Dr. Jamil Khader, Stetson University

A little more than a week ago a story was reported about an experiment at Stetson University by Professor Jamil Khader. The idea was for 15 coeds to wear veils and see the reactions of their fellow students. But that is only part of the story. First read the story, then check out the comments by the readers. The comments are somewhat chilling, demonstrating once again the extraordinary extent of Islamophobia out there.

Stetson students don veil for diversity experiment
By MARK HARPER, Dayton Beach News Journal Online, February 11, 2010
Education writer

DELAND — For five days, Andreana Mangie wore a pink veil on and around campus.

At the student union, people stared at her. Another student in line near her told another, “Muslims aren’t worth anything.” She was denied entrance to a party.

“This needs to be thought about,” she told a group of about 150 students Wednesday. “This is a big deal.”

Mangie was one of about 15 Stetson University women to participate in the experiment dubbed “Veil for a Day” by Jamil Khader, a professor of English and gender studies. The women discussed their experiences as part of the DeLand school’s Town Meeting on Diversity.

The university canceled classes Wednesday so students could, for one day, go outside their comfort zone and learn about others. Other sessions touched on residence hall life, environmental justice and “How We Live Homophobia.”

Mangie, an 18-year-old freshman from Sarasota, learned of the veil experiment in an English class taught by Khader, a Palestinian from Israel whose mother and sister choose to wear veils.

Not all Muslim women wear veils. The practice is complicated and controversial in the East, Khader said, and largely misunderstood in the West.

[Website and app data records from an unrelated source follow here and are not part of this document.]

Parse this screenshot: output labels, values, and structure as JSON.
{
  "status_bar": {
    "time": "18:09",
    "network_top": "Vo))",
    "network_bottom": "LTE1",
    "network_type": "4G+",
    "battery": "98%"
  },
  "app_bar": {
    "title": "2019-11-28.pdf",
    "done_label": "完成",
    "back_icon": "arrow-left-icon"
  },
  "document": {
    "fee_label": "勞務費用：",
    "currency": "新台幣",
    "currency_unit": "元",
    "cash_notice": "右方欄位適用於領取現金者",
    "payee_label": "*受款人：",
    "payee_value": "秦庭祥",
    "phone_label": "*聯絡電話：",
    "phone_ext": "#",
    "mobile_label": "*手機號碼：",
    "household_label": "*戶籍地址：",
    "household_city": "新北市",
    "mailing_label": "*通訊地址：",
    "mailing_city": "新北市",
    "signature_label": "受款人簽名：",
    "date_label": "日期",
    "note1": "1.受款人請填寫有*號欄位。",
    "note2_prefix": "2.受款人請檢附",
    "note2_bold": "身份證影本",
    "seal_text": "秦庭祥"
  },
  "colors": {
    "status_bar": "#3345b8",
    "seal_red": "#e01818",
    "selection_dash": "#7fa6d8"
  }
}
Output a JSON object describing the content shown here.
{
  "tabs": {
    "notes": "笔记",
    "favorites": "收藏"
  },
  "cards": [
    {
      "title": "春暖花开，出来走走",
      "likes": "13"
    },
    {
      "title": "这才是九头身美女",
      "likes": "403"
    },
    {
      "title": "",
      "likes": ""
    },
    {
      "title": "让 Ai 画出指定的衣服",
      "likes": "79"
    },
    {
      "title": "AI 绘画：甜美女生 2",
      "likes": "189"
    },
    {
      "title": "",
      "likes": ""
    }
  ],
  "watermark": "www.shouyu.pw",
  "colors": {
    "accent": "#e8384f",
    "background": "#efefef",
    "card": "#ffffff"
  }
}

Mangie recalled how a Muslim friend she had in fifth grade left school after the attacks of Sept. 11, 2001, for fear of reprisals. And like a lot of Westerners, Mangie said she had associated the veil — sometimes called a hijab — with oppression of women, but her experience showed her something different.

“I don’t feel oppressed,” she said. “You can see my face.”

Sophomore Amy Neubauer said the reaction she got from wearing her blue veil was mixed.

While one woman cornered her and talked about how “those people” treat their women, Neubauer was flattered by a male friend who told her she looked “beautiful.”

Camellia Arab, a senior international business major from Deltona, was interested in the experiment because her father is from Iraq, although she wasn’t raised Muslim.

When she got her black veil, she didn’t even know how to put it on. She and a friend watched how-to videos on YouTube and realized the veil “was kind of a fashion statement.”

Some of her father’s relatives wear veils.

“I feel there is a stigma,” she said. “All of my relatives are Ph.D.s and doctors or teachers. It’s not oppression. It’s a personal choice, a religious choice.”

The comments take the cake, unfortunately. Here is one, but click here to read the others.

#4 trippy – alabama – 2/11/2010 5:33:00 AM
Get real with your little social injustice experiment and fly your liberal butt to Saudi Arabia. See what social injustice is all about. wear even a modest one piece bathing suit and get your head cut off or 500 lashes. Then get an A in your class awarded in your loving memory. Sheesh, what stupidity you colleges are spewing.